The weakening of the U.S. dollar on foreign exchange markets Tuesday created more pressure on policy-makers in Washington to defend the dollar by raising interest rates at the risk of triggering a domestic recession.
The dollar reached record lows against the West German mark and the Japanese yen in early trading Tuesday before rebounding slightly in profit taking. At the end of the day, the dollar stood at 1.7173 marks and 137.50 yen, up a fraction from Monday but 46% below its 1985 peak.
Currency traders said the absence of a definitive statement by the U.S. government on cutting the federal deficit and the lack of a sense of where interest rates are headed contributed to the skid.
Economists viewed the continued instability of the dollar, which has declined dramatically since the stock market crash last month, as another sign of the evaporation of confidence in financial markets.
The trouble is that efforts by the Federal Reserve to restore confidence in the dollar by raising interest rates is precisely the opposite signal required to rebuild optimism in the stock market.
"The domestic market is looking for the Fed to pump in liquidity by lowering interest rates," said Stephen Marris, who specializes in currency analysis at the Institute for International Economics, a research center in Washington. "Foreign markets are looking for a signal that the Fed is prepared to let interest rates rise and defend the dollar."
The dollar's decline reflects the fact that foreign investors are no longer willing to finance the U.S. spending deficit, economists said. Higher interest rates would be required to keep foreign investors in the U.S. markets.
Lower Living Standards
The dilemma confronting the Federal Reserve is that if interest rates are pushed too high, a 1930s-type recession could follow the recent stock market crash. On the other hand, allowing rates to go too low could fuel inflation and lead to further fears among investors.
A weak dollar helps narrow the trade deficit by giving U.S. firms a price advantage abroad, but it also increases domestic inflation by increasing the cost of imported goods and decreasing competition for domestic producers, which allows them to raise their prices, said Dale W. Larson, a senior economist at Bank of America in San Francisco.
"It means that our living standards are lower because we can't have all the relatively inexpensive imports that we have been enjoying in recent years, and we also would expect to see the price of competing domestic goods go up," Larson said.
In other words, the cost of a new Toyota or BMW will go up, but so will that of a comparable American car.
Marris, who testified before Congress last Friday about the potential risks from the declining dollar, said in a telephone interview that the Fed will have to send a signal on interest rates to the world financial markets in the next few days or risk seeing the dollar go into the sort of free fall that marked the collapse of the stock market Oct. 19.
"Clearly the center of action has moved into the foreign exchange markets from the stock markets," Marris said.
Other economists see a need for action--possibly a major move by Congress and the Reagan Administration toward reducing the federal deficit--but believe that there is more time to respond.

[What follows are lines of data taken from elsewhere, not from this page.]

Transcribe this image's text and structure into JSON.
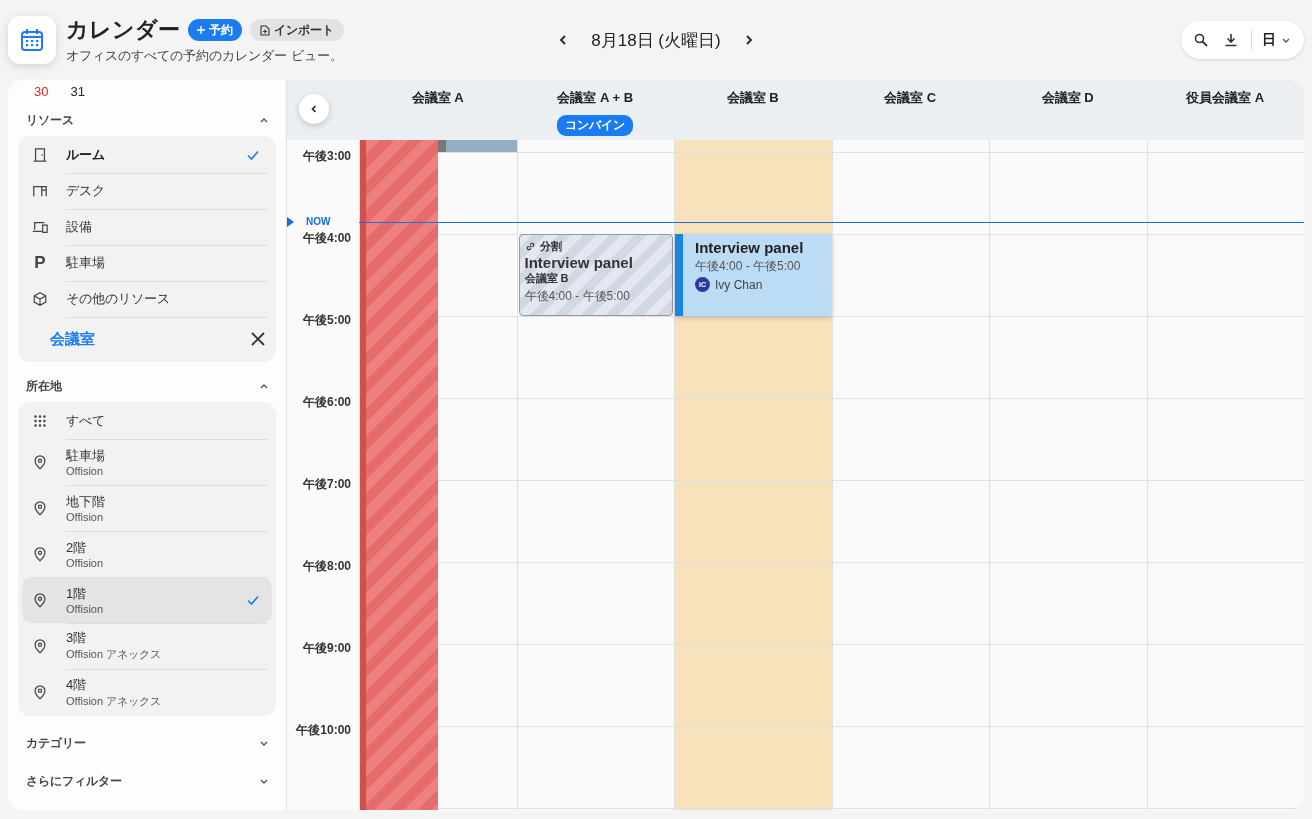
{
  "header": {
    "title": "カレンダー",
    "subtitle": "オフィスのすべての予約のカレンダー ビュー。",
    "new_button": "予約",
    "import_button": "インポート"
  },
  "date_nav": {
    "label": "8月18日 (火曜日)"
  },
  "toolbar": {
    "view": "日"
  },
  "mini_calendar": {
    "days": [
      {
        "label": "30",
        "weekend": true
      },
      {
        "label": "31",
        "weekend": false
      }
    ]
  },
  "resources": {
    "title": "リソース",
    "expanded": true,
    "items": [
      {
        "kind": "door",
        "label": "ルーム",
        "selected": true
      },
      {
        "kind": "desk",
        "label": "デスク",
        "selected": false
      },
      {
        "kind": "device",
        "label": "設備",
        "selected": false
      },
      {
        "kind": "glyph",
        "glyph": "P",
        "label": "駐車場",
        "selected": false
      },
      {
        "kind": "box",
        "label": "その他のリソース",
        "selected": false
      }
    ],
    "search": {
      "value": "会議室"
    }
  },
  "locations": {
    "title": "所在地",
    "expanded": true,
    "items": [
      {
        "kind": "all",
        "label": "すべて",
        "selected": false
      },
      {
        "kind": "pin",
        "label": "駐車場",
        "sub": "Offision",
        "selected": false
      },
      {
        "kind": "pin",
        "label": "地下階",
        "sub": "Offision",
        "selected": false
      },
      {
        "kind": "pin",
        "label": "2階",
        "sub": "Offision",
        "selected": false
      },
      {
        "kind": "pin",
        "label": "1階",
        "sub": "Offision",
        "selected": true
      },
      {
        "kind": "pin",
        "label": "3階",
        "sub": "Offision アネックス",
        "selected": false
      },
      {
        "kind": "pin",
        "label": "4階",
        "sub": "Offision アネックス",
        "selected": false
      }
    ]
  },
  "filters": [
    {
      "label": "カテゴリー",
      "expanded": false
    },
    {
      "label": "さらにフィルター",
      "expanded": false
    }
  ],
  "calendar": {
    "now_label": "NOW",
    "columns": [
      {
        "name": "会議室 A",
        "blocked": true,
        "highlighted": false,
        "events": [
          {
            "kind": "block"
          }
        ]
      },
      {
        "name": "会議室 A + B",
        "badge": "コンバイン",
        "blocked": false,
        "highlighted": false,
        "events": [
          {
            "kind": "split",
            "tag": "分割",
            "title": "Interview panel",
            "room": "会議室 B",
            "time": "午後4:00 - 午後5:00"
          }
        ]
      },
      {
        "name": "会議室 B",
        "blocked": false,
        "highlighted": true,
        "events": [
          {
            "kind": "booking",
            "title": "Interview panel",
            "time": "午後4:00 - 午後5:00",
            "person": "Ivy Chan",
            "initials": "IC"
          }
        ]
      },
      {
        "name": "会議室 C",
        "blocked": false,
        "highlighted": false
      },
      {
        "name": "会議室 D",
        "blocked": false,
        "highlighted": false
      },
      {
        "name": "役員会議室 A",
        "blocked": false,
        "highlighted": false
      }
    ],
    "times": [
      "午後3:00",
      "午後4:00",
      "午後5:00",
      "午後6:00",
      "午後7:00",
      "午後8:00",
      "午後9:00",
      "午後10:00"
    ]
  }
}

Lars J. Pedersen, a senior economist at Merrill Lynch & Co. in New York, said the dollar might stabilize and provide policy-makers with enough time to restore the confidence of foreign investors by unveiling decisive action to reduce the federal deficit.
"I'm assuming there is a good chance we can still do it, but I'm not saying that it's guaranteed," Pedersen said.

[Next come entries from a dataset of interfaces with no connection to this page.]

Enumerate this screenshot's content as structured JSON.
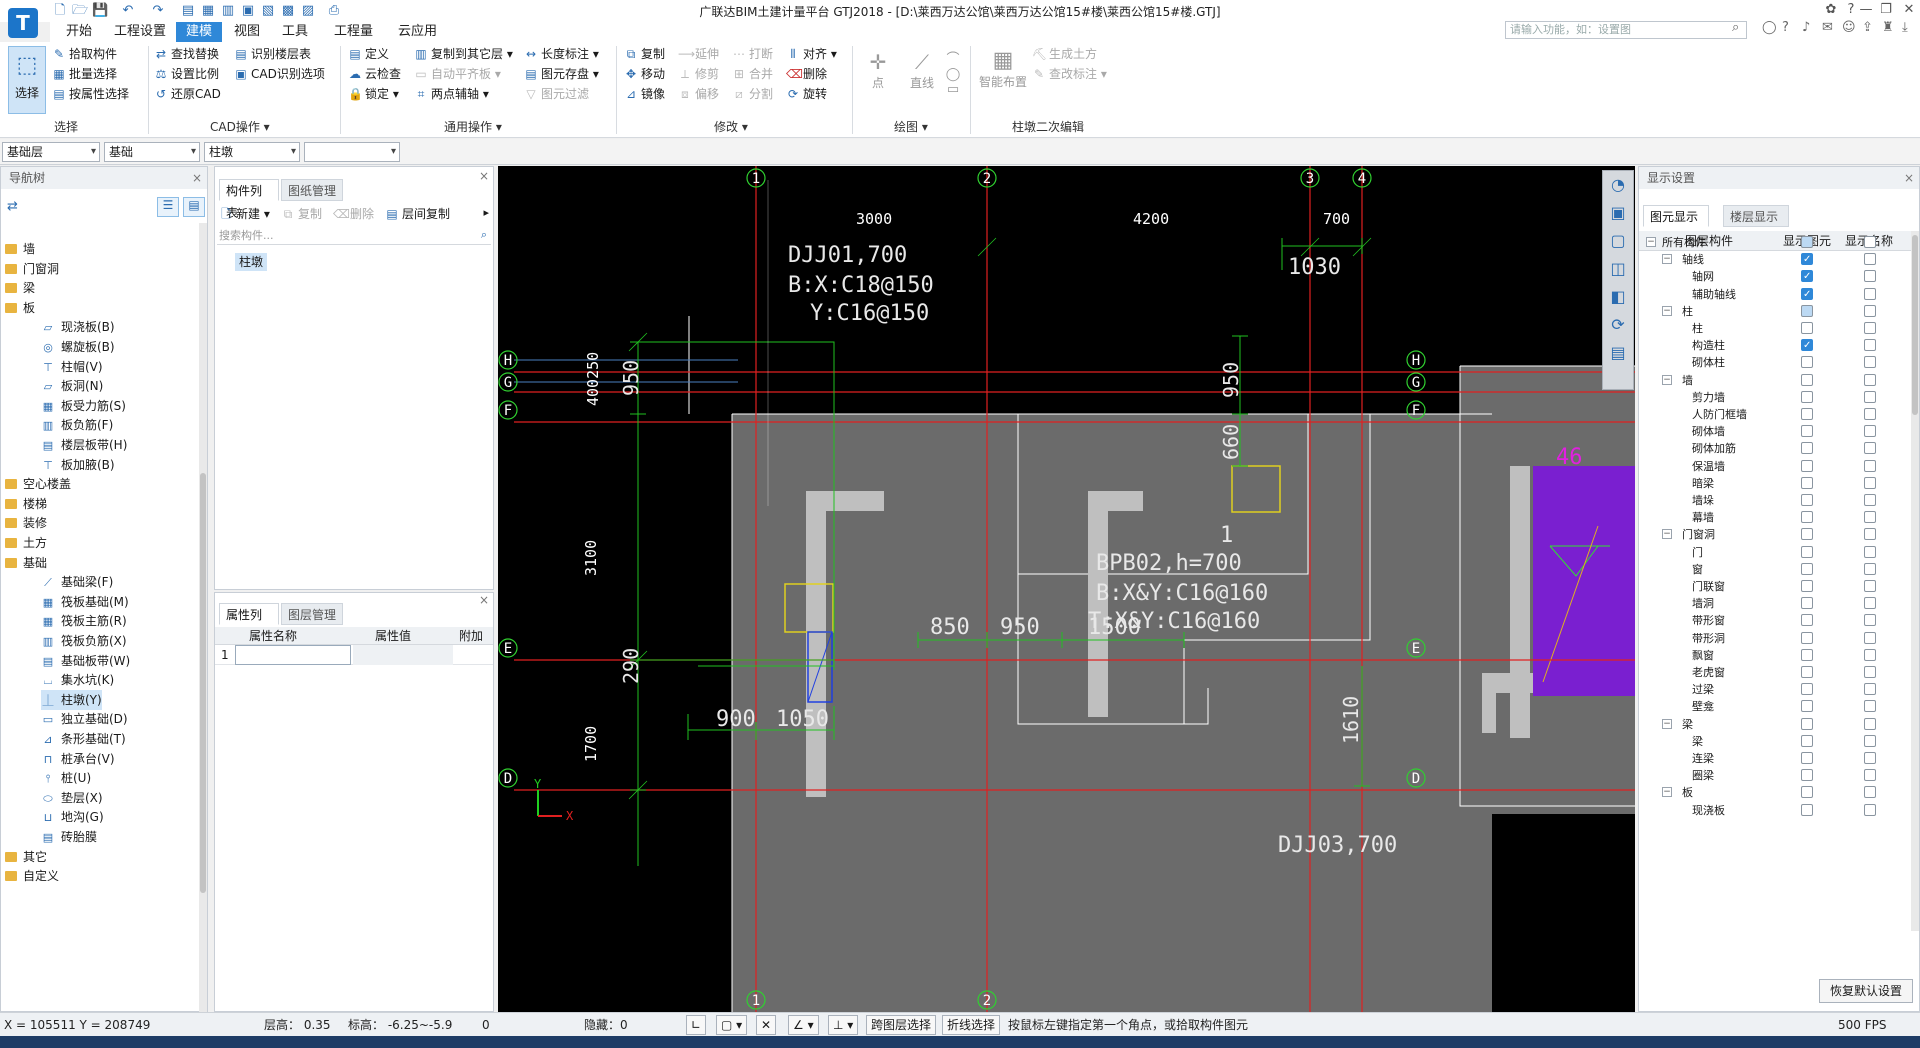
{
  "window": {
    "title": "广联达BIM土建计量平台 GTJ2018 - [D:\\莱西万达公馆\\莱西万达公馆15#楼\\莱西公馆15#楼.GTJ]",
    "logo": "T",
    "min": "—",
    "restore": "❐",
    "close": "✕"
  },
  "menu": [
    "开始",
    "工程设置",
    "建模",
    "视图",
    "工具",
    "工程量",
    "云应用"
  ],
  "menu_active": "建模",
  "search_placeholder": "请输入功能，如：设置图",
  "ribbon": {
    "select": {
      "big": "选择",
      "items": [
        "拾取构件",
        "批量选择",
        "按属性选择"
      ],
      "group": "选择"
    },
    "cad": {
      "items": [
        "查找替换",
        "识别楼层表",
        "设置比例",
        "CAD识别选项",
        "还原CAD"
      ],
      "group": "CAD操作"
    },
    "common": {
      "items": [
        "定义",
        "复制到其它层",
        "长度标注",
        "云检查",
        "自动平齐板",
        "图元存盘",
        "锁定",
        "两点辅轴",
        "图元过滤"
      ],
      "group": "通用操作"
    },
    "modify": {
      "items": [
        "复制",
        "延伸",
        "打断",
        "对齐",
        "移动",
        "修剪",
        "合并",
        "删除",
        "镜像",
        "偏移",
        "分割",
        "旋转"
      ],
      "group": "修改"
    },
    "draw": {
      "items": [
        "点",
        "直线"
      ],
      "group": "绘图"
    },
    "smart": {
      "items": [
        "智能布置",
        "生成土方",
        "查改标注"
      ],
      "group": "柱墩二次编辑"
    }
  },
  "selectors": [
    "基础层",
    "基础",
    "柱墩",
    ""
  ],
  "nav": {
    "title": "导航树",
    "items": [
      {
        "type": "folder",
        "label": "墙"
      },
      {
        "type": "folder",
        "label": "门窗洞"
      },
      {
        "type": "folder",
        "label": "梁"
      },
      {
        "type": "folder",
        "label": "板"
      },
      {
        "type": "child",
        "label": "现浇板(B)"
      },
      {
        "type": "child",
        "label": "螺旋板(B)"
      },
      {
        "type": "child",
        "label": "柱帽(V)"
      },
      {
        "type": "child",
        "label": "板洞(N)"
      },
      {
        "type": "child",
        "label": "板受力筋(S)"
      },
      {
        "type": "child",
        "label": "板负筋(F)"
      },
      {
        "type": "child",
        "label": "楼层板带(H)"
      },
      {
        "type": "child",
        "label": "板加腋(B)"
      },
      {
        "type": "folder",
        "label": "空心楼盖"
      },
      {
        "type": "folder",
        "label": "楼梯"
      },
      {
        "type": "folder",
        "label": "装修"
      },
      {
        "type": "folder",
        "label": "土方"
      },
      {
        "type": "folder",
        "label": "基础"
      },
      {
        "type": "child",
        "label": "基础梁(F)"
      },
      {
        "type": "child",
        "label": "筏板基础(M)"
      },
      {
        "type": "child",
        "label": "筏板主筋(R)"
      },
      {
        "type": "child",
        "label": "筏板负筋(X)"
      },
      {
        "type": "child",
        "label": "基础板带(W)"
      },
      {
        "type": "child",
        "label": "集水坑(K)"
      },
      {
        "type": "child",
        "label": "柱墩(Y)"
      },
      {
        "type": "child",
        "label": "独立基础(D)"
      },
      {
        "type": "child",
        "label": "条形基础(T)"
      },
      {
        "type": "child",
        "label": "桩承台(V)"
      },
      {
        "type": "child",
        "label": "桩(U)"
      },
      {
        "type": "child",
        "label": "垫层(X)"
      },
      {
        "type": "child",
        "label": "地沟(G)"
      },
      {
        "type": "child",
        "label": "砖胎膜"
      },
      {
        "type": "folder",
        "label": "其它"
      },
      {
        "type": "folder",
        "label": "自定义"
      }
    ]
  },
  "comp_list": {
    "tabs": [
      "构件列表",
      "图纸管理"
    ],
    "toolbar": [
      "新建",
      "复制",
      "删除",
      "层间复制"
    ],
    "search_placeholder": "搜索构件...",
    "items": [
      "柱墩"
    ]
  },
  "props": {
    "tabs": [
      "属性列表",
      "图层管理"
    ],
    "headers": [
      "属性名称",
      "属性值",
      "附加"
    ],
    "row1": "1"
  },
  "display": {
    "title": "显示设置",
    "tabs": [
      "图元显示",
      "楼层显示"
    ],
    "headers": [
      "图层构件",
      "显示图元",
      "显示名称"
    ],
    "rows": [
      {
        "label": "所有构件",
        "level": 0,
        "exp": "−",
        "show": "part"
      },
      {
        "label": "轴线",
        "level": 1,
        "exp": "−",
        "show": "on"
      },
      {
        "label": "轴网",
        "level": 2,
        "show": "on"
      },
      {
        "label": "辅助轴线",
        "level": 2,
        "show": "on"
      },
      {
        "label": "柱",
        "level": 1,
        "exp": "−",
        "show": "part"
      },
      {
        "label": "柱",
        "level": 2,
        "show": "off"
      },
      {
        "label": "构造柱",
        "level": 2,
        "show": "on"
      },
      {
        "label": "砌体柱",
        "level": 2,
        "show": "off"
      },
      {
        "label": "墙",
        "level": 1,
        "exp": "−",
        "show": "off"
      },
      {
        "label": "剪力墙",
        "level": 2,
        "show": "off"
      },
      {
        "label": "人防门框墙",
        "level": 2,
        "show": "off"
      },
      {
        "label": "砌体墙",
        "level": 2,
        "show": "off"
      },
      {
        "label": "砌体加筋",
        "level": 2,
        "show": "off"
      },
      {
        "label": "保温墙",
        "level": 2,
        "show": "off"
      },
      {
        "label": "暗梁",
        "level": 2,
        "show": "off"
      },
      {
        "label": "墙垛",
        "level": 2,
        "show": "off"
      },
      {
        "label": "幕墙",
        "level": 2,
        "show": "off"
      },
      {
        "label": "门窗洞",
        "level": 1,
        "exp": "−",
        "show": "off"
      },
      {
        "label": "门",
        "level": 2,
        "show": "off"
      },
      {
        "label": "窗",
        "level": 2,
        "show": "off"
      },
      {
        "label": "门联窗",
        "level": 2,
        "show": "off"
      },
      {
        "label": "墙洞",
        "level": 2,
        "show": "off"
      },
      {
        "label": "带形窗",
        "level": 2,
        "show": "off"
      },
      {
        "label": "带形洞",
        "level": 2,
        "show": "off"
      },
      {
        "label": "飘窗",
        "level": 2,
        "show": "off"
      },
      {
        "label": "老虎窗",
        "level": 2,
        "show": "off"
      },
      {
        "label": "过梁",
        "level": 2,
        "show": "off"
      },
      {
        "label": "壁龛",
        "level": 2,
        "show": "off"
      },
      {
        "label": "梁",
        "level": 1,
        "exp": "−",
        "show": "off"
      },
      {
        "label": "梁",
        "level": 2,
        "show": "off"
      },
      {
        "label": "连梁",
        "level": 2,
        "show": "off"
      },
      {
        "label": "圈梁",
        "level": 2,
        "show": "off"
      },
      {
        "label": "板",
        "level": 1,
        "exp": "−",
        "show": "off"
      },
      {
        "label": "现浇板",
        "level": 2,
        "show": "off"
      }
    ],
    "restore": "恢复默认设置"
  },
  "cad": {
    "axes_top": [
      "1",
      "2",
      "3",
      "4"
    ],
    "axes_left": [
      "H",
      "G",
      "F",
      "E",
      "D"
    ],
    "dims_top": [
      "3000",
      "4200",
      "700"
    ],
    "texts": {
      "djj01a": "DJJ01,700",
      "djj01b": "B:X:C18@150",
      "djj01c": "Y:C16@150",
      "d1030": "1030",
      "d400250": "400250",
      "d950a": "950",
      "d950b": "950",
      "d660": "660",
      "d1": "1",
      "bpb1": "BPB02,h=700",
      "bpb2": "B:X&Y:C16@160",
      "bpb3": "T:X&Y:C16@160",
      "d850": "850",
      "d950c": "950",
      "d1500": "1500",
      "d3100": "3100",
      "d290": "290",
      "d900": "900",
      "d1050": "1050",
      "d1700": "1700",
      "d1610": "1610",
      "djj03": "DJJ03,700",
      "d46": "46",
      "ucs_y": "Y",
      "ucs_x": "X"
    }
  },
  "status": {
    "coords": "X = 105511 Y = 208749",
    "floor_h": "层高： 0.35",
    "elev": "标高： -6.25~-5.9",
    "zero": "0",
    "hidden": "隐藏：0",
    "cross": "跨图层选择",
    "poly": "折线选择",
    "hint": "按鼠标左键指定第一个角点，或拾取构件图元",
    "fps": "500 FPS"
  },
  "colors": {
    "accent": "#2f88d8",
    "cad_bg": "#000000",
    "slab": "#6b6b6b",
    "axis_red": "#e02020",
    "dim_green": "#20c020",
    "purple": "#7a1fd0"
  }
}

The dollar peaked in February, 1985, at 3.47 marks and 260 yen and then went into a fairly steady decline. The fall was stopped last February, when the finance chiefs of the seven big Western industrial powers met in Paris and signed the so-called Louvre agreement.
The pact signaled the cooperation of the central banks of each country, including the United States, to try to hold exchange rates within a certain undisclosed target range by adjusting domestic interest rates and intervening to buy currency when necessary.

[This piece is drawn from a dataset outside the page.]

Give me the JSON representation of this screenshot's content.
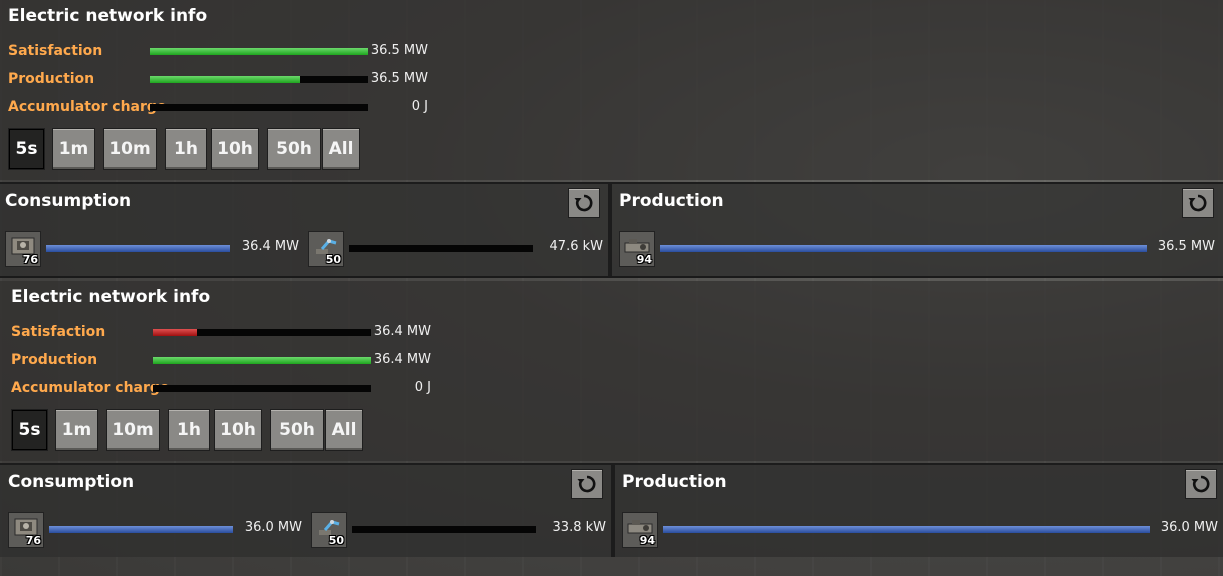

The strategy worked fairly well until the worldwide stock market crash changed economic factors so dramatically that the currencies were driven out of the agreed-upon range.
Pedersen and Larson said the dollar may simply be finding a new range in response to the stock market turbulence. But Marris expressed concern that failure to take decisive action on reducing the federal deficit could send the dollar spiraling downward out of control.
Meanwhile, gold prices fell, the Associated Press reported. Republic National Bank in New York reported a late bid of $467.50 an ounce, down from $469.80 Monday. The metal closed at $468.40 on the New York Commodity Exchange, down from $470.10.
Dealers overseas told AP that gold prices fell sharply amid reports that the Bank of Japan sold bullion to finance its interventions on foreign exchange markets in support of the dollar.
In London, gold fell to a late bid of $465.50 an ounce, down from $470 late Monday. It dipped to $464.50 bid from $470 in Zurich and eased to a closing bid of $470.39 from $470.68 in Hong Kong.
Silver finished at $6.820 an ounce on the Comex, down from $6.925 Monday. In London, silver fell to a new six-month low of $6.76 bid from $6.99 late Monday.